By Laura Cochrane and Andrea Jaramillo
Feb. 16 (Bloomberg) -- Venezuela’s bolivar rose the most in a month on speculation President Hugo Chavez will take measures to offset a plunge in oil revenue after winning a referendum yesterday that eliminates term limits.
The bolivar jumped 2.7 percent to 5.65 per dollar in unregulated trading at 3:34 p.m. New York time from 5.80 on Feb. 13, traders said. It had slumped 4.3 percent over the past month amid concern that Chavez was putting off tax increases and spending cuts as he focused on winning the referendum, which allows him to extend his presidency beyond 2013.
“We’re not expecting Chavez to see the light and take a more pragmatic approach, but he will at least now be able to make the necessary adjustments to address the widening deficit,” said Edwin Gutierrez, who manages $5 billion of emerging-market debt, including Venezuelan securities, at Aberdeen Asset Management Plc in London.
Venezuelans turn to the unregulated market when they can’t get government authorization to buy dollars at the official rate of 2.15 per dollar. Chavez, who first took office a decade ago, has restricted currency transactions since 2003.

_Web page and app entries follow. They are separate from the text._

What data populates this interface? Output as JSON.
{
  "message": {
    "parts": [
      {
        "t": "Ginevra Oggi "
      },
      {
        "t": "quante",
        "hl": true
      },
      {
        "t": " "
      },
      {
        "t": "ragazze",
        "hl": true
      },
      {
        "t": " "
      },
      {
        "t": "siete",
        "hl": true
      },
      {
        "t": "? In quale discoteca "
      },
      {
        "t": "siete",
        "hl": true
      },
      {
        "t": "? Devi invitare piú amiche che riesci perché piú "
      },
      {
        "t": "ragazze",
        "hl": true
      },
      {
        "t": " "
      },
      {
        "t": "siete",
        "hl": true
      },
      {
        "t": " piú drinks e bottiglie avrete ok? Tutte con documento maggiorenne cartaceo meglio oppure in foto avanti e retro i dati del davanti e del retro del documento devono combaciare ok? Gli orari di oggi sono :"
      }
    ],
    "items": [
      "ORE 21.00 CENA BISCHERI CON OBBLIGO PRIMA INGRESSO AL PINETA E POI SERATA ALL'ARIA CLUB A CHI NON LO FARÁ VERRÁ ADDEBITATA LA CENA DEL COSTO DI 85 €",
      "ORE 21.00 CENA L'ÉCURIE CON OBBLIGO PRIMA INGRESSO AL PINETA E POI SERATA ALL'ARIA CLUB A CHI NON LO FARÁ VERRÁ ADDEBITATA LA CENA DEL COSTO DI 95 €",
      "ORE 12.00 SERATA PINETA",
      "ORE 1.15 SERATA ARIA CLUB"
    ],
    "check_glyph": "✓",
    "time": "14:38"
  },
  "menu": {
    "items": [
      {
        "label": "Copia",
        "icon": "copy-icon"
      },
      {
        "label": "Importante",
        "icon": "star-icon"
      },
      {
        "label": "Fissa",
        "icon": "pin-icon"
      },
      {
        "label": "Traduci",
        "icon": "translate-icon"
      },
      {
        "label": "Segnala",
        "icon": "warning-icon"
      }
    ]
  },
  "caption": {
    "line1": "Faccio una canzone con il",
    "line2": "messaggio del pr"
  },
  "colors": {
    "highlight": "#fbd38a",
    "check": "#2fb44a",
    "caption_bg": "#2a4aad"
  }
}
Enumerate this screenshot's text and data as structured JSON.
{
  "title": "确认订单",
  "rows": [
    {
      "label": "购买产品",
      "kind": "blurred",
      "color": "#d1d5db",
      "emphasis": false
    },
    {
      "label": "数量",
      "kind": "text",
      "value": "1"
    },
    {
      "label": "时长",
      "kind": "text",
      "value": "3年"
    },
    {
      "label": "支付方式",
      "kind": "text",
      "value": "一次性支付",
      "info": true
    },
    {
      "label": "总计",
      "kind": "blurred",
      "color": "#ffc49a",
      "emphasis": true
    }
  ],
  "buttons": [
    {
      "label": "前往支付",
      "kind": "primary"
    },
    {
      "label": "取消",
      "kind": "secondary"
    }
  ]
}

Barclays Capital Inc. said last week that the measures Chavez may take include the implementation of a financial transaction tax, an increase in the value-added tax rate, a devaluation of the official exchange rate and an increase in domestic gasoline prices.
No Immediate Plans
Finance Minister Ali Rodriguez said yesterday that the government doesn’t have any immediate plans to raise taxes or devalue the currency.
The 75 percent tumble in crude from a July record has throttled revenue in Venezuela, which gets more than 90 percent of its exports from oil. The plunge in oil has pushed the bolivar down from 3.38 per dollar in the parallel market six months ago.
The yield on the government’s benchmark dollar bonds due in 2027 rose 12 basis points to 18.6 percent, according to Bloomberg prices. The bonds’ price fell 0.35 cents to 51.54 cents on the dollar. Bond trading was light with U.S. markets closed, traders said.
The referendum, which allows Chavez to extend his drive to turn the oil-producing country into a socialist state, marked the second time in 14 months he sought to remove the limits that kept him from seeking unlimited re-election. The amendment carried with 54.4 percent of the vote to 45.6 percent, according to preliminary results, said Tibisay Lucena, president of the National Electoral Council.
‘Grey Political Scenario’
“It does present a grey political scenario: that Chavez will be there forever,” said Luis Costa, an emerging-market debt analyst at Commmerzbank AG in London.
The combination of Chavez’s political strategy and the plunge in oil is increasing investor concern about the country’s ability to pay its $46 billion of debt. Venezuela, the biggest oil exporter in the Americas, raised government spending to the equivalent of 36 percent of gross domestic product in 2007 from 23 percent in 1998, according to Standard & Poor’s.
Venezuela’s benchmark securities due in 2027 trade at a price that is about half their value of 99.2 cents a year ago.
“It’s an extremely shaky scenario to go long Venezuela bonds, especially with the prospect of oil trading in the low 30s,” Costa said.
In the first 10 months of the year the government had a 48 million bolivar ($22,354) budget deficit, according to the central bank. The budget report, based on information provided by the Finance Ministry, doesn’t include off-budget spending by the government’s National Development Fund or social spending by state oil company Petroleos de Venezuela SA.
“Because of the macroeconomic weaknesses, social and political tensions could at any moment disrupt governance and oil shipments,” Benito Berber, an economist at RBS Greenwich Capital Markets, wrote in a report today.
The amendment allows Chavez, a former Army lieutenant colonel, to seek re-election as many times as he wants. The next presidential election is slated for 2012. Chavez, whose began his political career after leading a failed coup attempt in 1992, says he needs to rule beyond 2012 to carry out his “socialist revolution.”
Investors demand 18.05 percentage points more in yield on average to hold Venezuela’s dollar bonds rather than comparable- maturity U.S. Treasuries, according to JPMorgan Chase & Co. That’s more than four times the 4.24 percentage-point average yield spread for Brazil’s dollar bonds. Dollar-denominated bonds sold by Argentina, which defaulted on debt in 2001, carry yields on average 16 percentage points more than Treasuries, JPMorgan data show.
S&P’s Negative Outlook
S&P lowered Venezuela’s debt rating outlook to negative from stable on Dec. 10, saying the referendum will cause Chavez to put off “needed adjustments in economic policies.” S&P rates Venezuela’s foreign debt BB-, three levels below investment grade. Moody’s Investors Service, which rates Venezuela’s debt five levels below investment grade at B2, removed it from review for a rating increase on Jan. 15.
“We don’t expect any rating downgrade out of this,” Costa said.
To contact the reporters on this story: Laura Cochrane in London at firstname.lastname@example.orgAndrea Jaramillo in Bogota at email@example.com